In Budapest, and in many other parts of the world, the number of opportunities for people to leave their apartment and have fun has greatly decreased. You can have food or coffee to take away in restaurants and cafes, but theatres and cinemas are closed, and there are no sporting events. In Budapest, however, there seems to be an exception that is not subject to restrictions.
Casinos are awaiting customers in many parts of Budapest. The largest and most popular franchise is the Las Vegas Casino network, which has 5 casinos all around Budapest. The largest is the 1,200-square-metre one, called Las Vegas Casino Corvin Sétány, while the smallest is Tropicana, located in the centre of Budapest near the Danube bank.
The 5 casinos offer nearly a total of 4,000 slot machines and several other live tables and services on a total floor space of more than 4,000 square metres.
Las Vegas Casino says on their website that people over the age of 18 can visit every day of the year, 24 hours a day, without any special dress code. The coronavirus has intervened in the life of the casino, as it is currently only open from 6 a.m. to 7 p.m.
However, it is incomprehensible to many that while restaurants and entertainment venues are closed and trying to survive the pandemic with minimal government support, casinos can operate almost smoothly.
Some say the reason is that the casino industry is owned by oligarchs connected to Fidesz.
A political movement called Polgári Válasz (Civic Response) has also organised a demonstration to voice their dissatisfaction. According to them, the reason casinos are open is simply that the members of Fidesz keep the interests of their acquaintances in mind, as opposed to the epidemiological interests. In February, the Las Vegas Casino Corvin Sétány was closed due to the work of activists. They also posted a video on their Facebook page which you can watch HERE.
Several people asked the authorities why casinos could be open while other catering and entertainment facilities, such as cinemas and theatres, could not have visitors. The response came from János Fónagy, Secretary of State in the Prime Minister’s Office, in February.

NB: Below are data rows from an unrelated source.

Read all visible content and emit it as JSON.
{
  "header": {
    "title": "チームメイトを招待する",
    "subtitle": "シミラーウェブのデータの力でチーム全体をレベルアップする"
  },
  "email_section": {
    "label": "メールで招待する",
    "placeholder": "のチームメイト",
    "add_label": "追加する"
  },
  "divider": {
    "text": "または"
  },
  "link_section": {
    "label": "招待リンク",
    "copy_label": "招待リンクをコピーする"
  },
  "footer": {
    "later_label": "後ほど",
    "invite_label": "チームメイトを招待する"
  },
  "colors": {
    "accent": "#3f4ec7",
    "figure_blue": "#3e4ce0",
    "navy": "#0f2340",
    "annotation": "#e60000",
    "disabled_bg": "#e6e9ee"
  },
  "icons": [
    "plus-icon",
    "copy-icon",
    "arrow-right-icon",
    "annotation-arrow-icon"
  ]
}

In his reply to Péter Ungvár, Member of Parliament for LMP, Fónagy said: “casinos do not count as a catering unit, so they can stay open.”
However, it is still questionable why they do not qualify as a catering unit, as visitors normally have the possibility to eat and drink inside casinos.